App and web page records
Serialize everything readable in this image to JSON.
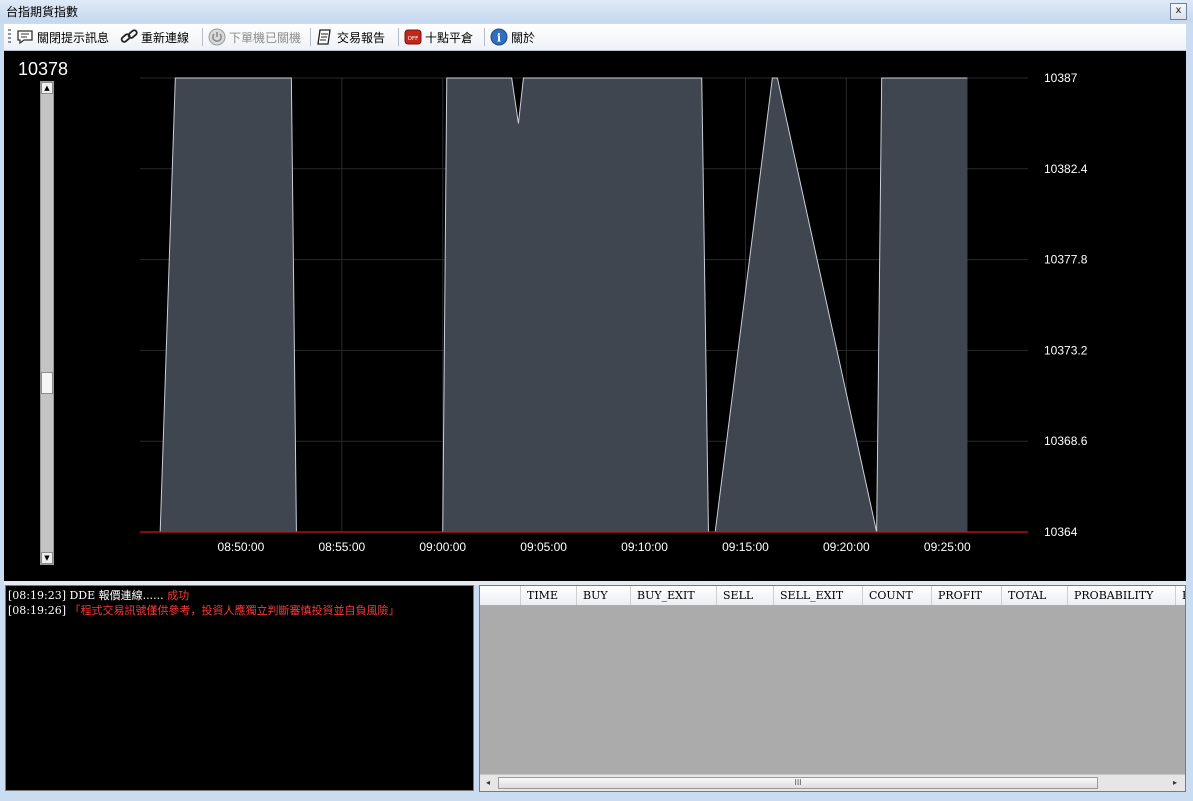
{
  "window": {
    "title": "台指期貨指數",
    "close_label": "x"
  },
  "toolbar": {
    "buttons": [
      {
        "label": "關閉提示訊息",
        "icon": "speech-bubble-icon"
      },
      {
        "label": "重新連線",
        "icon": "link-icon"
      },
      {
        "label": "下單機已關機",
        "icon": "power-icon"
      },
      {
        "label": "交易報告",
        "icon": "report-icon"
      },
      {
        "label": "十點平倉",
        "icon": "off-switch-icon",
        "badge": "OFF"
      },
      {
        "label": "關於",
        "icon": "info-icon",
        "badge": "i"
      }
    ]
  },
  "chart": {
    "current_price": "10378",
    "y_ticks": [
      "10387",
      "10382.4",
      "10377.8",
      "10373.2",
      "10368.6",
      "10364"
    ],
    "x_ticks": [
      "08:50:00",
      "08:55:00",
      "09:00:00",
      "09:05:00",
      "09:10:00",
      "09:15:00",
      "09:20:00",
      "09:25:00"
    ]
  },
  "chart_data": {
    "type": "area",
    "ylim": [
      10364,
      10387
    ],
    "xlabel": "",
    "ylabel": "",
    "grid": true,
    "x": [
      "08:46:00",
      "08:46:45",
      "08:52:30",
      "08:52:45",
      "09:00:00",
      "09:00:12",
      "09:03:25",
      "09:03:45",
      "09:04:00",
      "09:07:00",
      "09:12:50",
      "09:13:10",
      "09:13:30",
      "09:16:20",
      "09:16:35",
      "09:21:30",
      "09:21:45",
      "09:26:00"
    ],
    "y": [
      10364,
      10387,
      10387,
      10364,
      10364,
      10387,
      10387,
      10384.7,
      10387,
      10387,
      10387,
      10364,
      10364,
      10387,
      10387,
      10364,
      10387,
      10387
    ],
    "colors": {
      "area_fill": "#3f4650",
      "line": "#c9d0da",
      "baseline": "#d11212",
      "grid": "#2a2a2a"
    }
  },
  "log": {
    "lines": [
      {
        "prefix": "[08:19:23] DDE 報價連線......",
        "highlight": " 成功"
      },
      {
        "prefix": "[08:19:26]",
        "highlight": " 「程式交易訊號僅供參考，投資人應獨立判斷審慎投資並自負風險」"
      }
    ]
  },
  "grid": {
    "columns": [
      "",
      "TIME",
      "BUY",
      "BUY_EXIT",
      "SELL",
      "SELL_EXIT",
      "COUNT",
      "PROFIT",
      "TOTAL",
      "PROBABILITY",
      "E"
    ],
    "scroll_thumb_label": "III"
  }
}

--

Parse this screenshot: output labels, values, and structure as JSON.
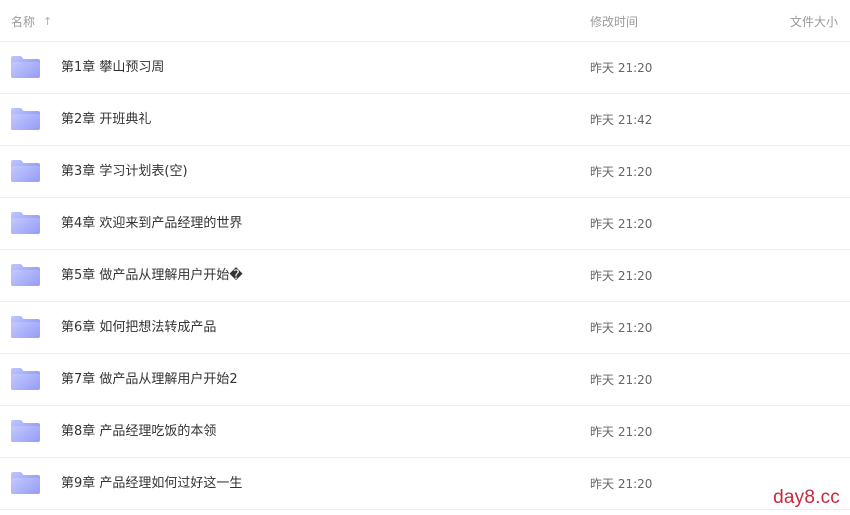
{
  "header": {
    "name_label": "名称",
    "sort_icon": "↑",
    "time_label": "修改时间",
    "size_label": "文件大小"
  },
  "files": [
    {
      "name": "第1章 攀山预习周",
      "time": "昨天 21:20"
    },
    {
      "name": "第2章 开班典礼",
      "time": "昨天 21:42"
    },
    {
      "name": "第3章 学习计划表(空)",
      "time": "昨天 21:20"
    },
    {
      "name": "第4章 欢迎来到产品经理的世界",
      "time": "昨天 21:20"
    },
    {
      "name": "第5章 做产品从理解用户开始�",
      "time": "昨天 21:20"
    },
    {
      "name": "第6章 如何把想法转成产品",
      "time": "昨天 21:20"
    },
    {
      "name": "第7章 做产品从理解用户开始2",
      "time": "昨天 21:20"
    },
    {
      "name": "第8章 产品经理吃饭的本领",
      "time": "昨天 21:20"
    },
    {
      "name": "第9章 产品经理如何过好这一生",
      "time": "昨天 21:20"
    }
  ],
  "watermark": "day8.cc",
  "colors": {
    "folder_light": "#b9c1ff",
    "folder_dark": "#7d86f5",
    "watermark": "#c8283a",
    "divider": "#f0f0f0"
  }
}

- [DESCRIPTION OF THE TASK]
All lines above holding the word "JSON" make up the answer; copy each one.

- [RESPONSE BOX]
Serialize everything readable in this image to JSON.
Parse this screenshot: output labels, values, and structure as JSON.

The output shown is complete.